What’s that saying about “all work and no play”? While your office probably won’t turn into a Stephen King novel, it might be a pretty miserable place to work if the employees never take any time off. People need rest. It helps us recharge and distress. And employees who take their PTO are 13 percent less likely to resign.
Instead of waiting until March, why not make every day Employee Appreciation Day? If you show employee appreciation and value their career growth, they are much more likely to reward you with a long tenure at your company.
In today’s fast-paced work environment, it’s more important than ever to foster employee development. Employers who encourage learning and growth among employees have high-performing, happier teams as well as lower turnover rates. Supporting employee development is shown to improve job satisfaction, morale, employee motivation, and job performance. What are the best ways to encourage professional growth and development within your organization? Here are 4 tried and true employee development suggestions.
1. Implement A Financial Wellness Program
Financial wellness programs are designed to educate employees on money management topics, such as investing, retirement planning, debt control, and more. Each program should be customized to the needs of staff as workforces have different priorities.
Studies show that millennials want resources to help them plan their financial futures. With the burden of student loans and other fiscal responsibilities, millennials are eager to succeed. Although younger generations lead the demand for these programs, employees over 55 also welcome the perk as they near retirement age. Financial wellness programs are a great way to attract younger talent and improve employee well-being.
2. Offer Learning Incentives
Now more than ever, it’s critical for employees to keep their skillsets relevant. Embracing a learning mindset helps employees grow and avoid burnout by helping them constantly develop and update their role responsibilities.
That’s why one of our top employee development suggestions is to offer a learning stipend. Companies can allocate a small budget toward educational books, online courses, seminars, and events to help team members flourish. Putting the power in their hands gives each person the freedom to learn in a way that’s best for them.
If the budget doesn’t allow for a stipend, employers can choose to promote company-wide learning incentives. Sponsoring monthly or quarterly development opportunities are a cost-effective way to support employee development.
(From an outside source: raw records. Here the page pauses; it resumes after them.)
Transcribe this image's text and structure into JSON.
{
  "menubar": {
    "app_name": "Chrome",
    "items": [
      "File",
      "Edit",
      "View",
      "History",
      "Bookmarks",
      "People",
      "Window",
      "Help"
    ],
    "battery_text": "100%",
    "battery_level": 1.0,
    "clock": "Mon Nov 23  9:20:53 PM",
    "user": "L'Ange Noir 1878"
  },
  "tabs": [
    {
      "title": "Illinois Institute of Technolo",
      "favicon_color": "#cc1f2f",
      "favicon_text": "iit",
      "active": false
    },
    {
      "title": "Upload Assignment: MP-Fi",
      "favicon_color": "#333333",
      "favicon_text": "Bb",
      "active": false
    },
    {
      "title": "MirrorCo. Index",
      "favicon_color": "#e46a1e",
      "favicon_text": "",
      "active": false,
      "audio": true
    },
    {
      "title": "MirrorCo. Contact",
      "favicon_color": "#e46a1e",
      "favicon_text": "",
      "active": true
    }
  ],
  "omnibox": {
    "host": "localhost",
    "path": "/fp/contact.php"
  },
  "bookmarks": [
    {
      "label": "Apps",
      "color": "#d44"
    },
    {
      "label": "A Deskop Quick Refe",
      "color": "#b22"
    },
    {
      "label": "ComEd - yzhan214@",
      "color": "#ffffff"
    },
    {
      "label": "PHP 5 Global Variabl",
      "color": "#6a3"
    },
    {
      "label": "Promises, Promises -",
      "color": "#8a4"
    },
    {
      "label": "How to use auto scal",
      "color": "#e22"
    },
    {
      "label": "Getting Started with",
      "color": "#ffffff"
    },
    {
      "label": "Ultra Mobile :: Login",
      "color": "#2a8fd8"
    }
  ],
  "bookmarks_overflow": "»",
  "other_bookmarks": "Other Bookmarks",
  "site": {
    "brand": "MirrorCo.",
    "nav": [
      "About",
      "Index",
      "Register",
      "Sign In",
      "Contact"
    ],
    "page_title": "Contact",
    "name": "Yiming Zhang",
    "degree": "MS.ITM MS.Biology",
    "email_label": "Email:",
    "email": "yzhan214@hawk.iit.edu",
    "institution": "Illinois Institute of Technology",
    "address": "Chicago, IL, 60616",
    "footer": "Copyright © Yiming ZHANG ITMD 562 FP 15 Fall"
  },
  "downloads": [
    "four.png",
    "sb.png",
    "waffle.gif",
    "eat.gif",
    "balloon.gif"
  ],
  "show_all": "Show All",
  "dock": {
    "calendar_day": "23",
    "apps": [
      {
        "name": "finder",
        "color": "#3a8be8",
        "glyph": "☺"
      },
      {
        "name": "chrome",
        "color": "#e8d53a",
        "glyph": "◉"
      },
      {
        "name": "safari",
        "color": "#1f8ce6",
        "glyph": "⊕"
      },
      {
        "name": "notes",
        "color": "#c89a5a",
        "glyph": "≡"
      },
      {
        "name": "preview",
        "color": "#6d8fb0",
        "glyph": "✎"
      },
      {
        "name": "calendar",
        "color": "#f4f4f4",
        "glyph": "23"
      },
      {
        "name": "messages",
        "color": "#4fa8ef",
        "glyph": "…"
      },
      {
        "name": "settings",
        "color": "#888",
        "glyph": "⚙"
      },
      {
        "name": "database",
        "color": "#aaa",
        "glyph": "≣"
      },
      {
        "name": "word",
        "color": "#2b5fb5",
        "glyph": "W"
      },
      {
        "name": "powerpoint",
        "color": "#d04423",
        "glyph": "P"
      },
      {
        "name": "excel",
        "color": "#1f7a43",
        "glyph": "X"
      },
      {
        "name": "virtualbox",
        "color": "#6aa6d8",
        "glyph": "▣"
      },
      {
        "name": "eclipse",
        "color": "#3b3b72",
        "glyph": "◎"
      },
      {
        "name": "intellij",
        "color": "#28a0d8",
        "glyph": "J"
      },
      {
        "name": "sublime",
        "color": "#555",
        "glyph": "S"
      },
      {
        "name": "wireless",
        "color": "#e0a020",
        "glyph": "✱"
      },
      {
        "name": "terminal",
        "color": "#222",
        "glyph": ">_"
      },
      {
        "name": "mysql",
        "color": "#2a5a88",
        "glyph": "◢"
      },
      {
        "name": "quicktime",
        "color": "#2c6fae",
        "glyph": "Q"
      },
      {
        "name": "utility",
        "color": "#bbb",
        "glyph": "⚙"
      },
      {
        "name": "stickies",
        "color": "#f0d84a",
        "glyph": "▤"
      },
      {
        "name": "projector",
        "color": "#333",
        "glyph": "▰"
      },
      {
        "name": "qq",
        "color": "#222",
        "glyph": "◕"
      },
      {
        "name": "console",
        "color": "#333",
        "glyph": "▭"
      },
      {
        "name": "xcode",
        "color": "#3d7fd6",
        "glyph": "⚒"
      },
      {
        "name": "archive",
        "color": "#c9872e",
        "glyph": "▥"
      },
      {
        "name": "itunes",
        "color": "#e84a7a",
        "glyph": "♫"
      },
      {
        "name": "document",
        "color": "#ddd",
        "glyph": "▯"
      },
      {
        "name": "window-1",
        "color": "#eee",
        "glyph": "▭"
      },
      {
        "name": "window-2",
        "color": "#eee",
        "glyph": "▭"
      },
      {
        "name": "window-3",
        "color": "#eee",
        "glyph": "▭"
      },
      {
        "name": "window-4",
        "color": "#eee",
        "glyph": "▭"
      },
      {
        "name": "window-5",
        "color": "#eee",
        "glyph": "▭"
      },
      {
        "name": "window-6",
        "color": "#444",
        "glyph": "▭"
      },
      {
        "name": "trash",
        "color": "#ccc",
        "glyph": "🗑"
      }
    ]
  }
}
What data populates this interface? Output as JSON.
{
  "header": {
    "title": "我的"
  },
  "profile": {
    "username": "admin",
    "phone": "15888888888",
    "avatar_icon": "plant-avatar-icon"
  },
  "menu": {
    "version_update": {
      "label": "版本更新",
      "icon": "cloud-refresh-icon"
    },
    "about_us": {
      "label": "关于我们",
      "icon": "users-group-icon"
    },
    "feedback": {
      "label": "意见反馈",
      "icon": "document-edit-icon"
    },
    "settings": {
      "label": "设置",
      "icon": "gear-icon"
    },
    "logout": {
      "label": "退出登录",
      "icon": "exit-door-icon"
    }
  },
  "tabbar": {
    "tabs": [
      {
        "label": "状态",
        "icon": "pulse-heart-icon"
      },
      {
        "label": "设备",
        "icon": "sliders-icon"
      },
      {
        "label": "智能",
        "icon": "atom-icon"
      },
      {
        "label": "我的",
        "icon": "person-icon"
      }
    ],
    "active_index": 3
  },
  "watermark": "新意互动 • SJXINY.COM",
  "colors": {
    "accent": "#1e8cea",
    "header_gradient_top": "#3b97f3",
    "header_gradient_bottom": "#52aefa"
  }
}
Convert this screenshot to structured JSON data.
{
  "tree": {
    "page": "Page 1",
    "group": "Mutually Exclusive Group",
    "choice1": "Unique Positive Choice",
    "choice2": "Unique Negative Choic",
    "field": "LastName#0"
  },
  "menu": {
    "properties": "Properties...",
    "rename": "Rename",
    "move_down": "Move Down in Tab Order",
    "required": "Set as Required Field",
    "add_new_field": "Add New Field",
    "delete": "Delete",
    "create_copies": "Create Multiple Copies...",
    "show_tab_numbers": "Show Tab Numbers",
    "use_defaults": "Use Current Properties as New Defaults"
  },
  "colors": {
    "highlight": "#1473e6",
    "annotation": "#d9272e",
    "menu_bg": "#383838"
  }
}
“Lunch and learns” or team seminars are great options to consider. Some employers even recommend podcasts depending on learning objectives. Start by gathering input from your team to effectively tailor learning initiatives to staff interests.
3. Create a Healthy Environment
It’s no surprise that healthy employees are happy and more productive. Not to mention, they cost less. Health development opportunities are a win for employers and staff. Many employees are interested in living healthier lives but have a hard time reaching their goals in the workplace.
Leading businesses are taking strides by offering healthy snacks and meal options in the breakroom. Office yoga, massage, and exercise classes are also increasing in popularity. A simple gym membership reimbursement program is another way to help team members get healthy. When employees recognize your investment in their health, they invest in you.
4. Build a Team Culture
Developing a highly skilled and motivated workforce requires teamwork– that’s why it’s no surprise that one of the top employee development suggestions is improving your team culture. Organizations who perform well as a team tend to have extremely strong, and usually unique, company cultures. Fostering an environment that individuals want to be a part of requires a consistent effort from leadership.
Culture building activities, such as team dinners, fun days, and even softball leagues are a great way to help employees develop leadership skills and work better together. Introducing fun initiatives not only promote team bonding but creates excitement to go to work. Staff who enjoy working together report higher levels of job satisfaction. Retain top talent by keeping your people happy.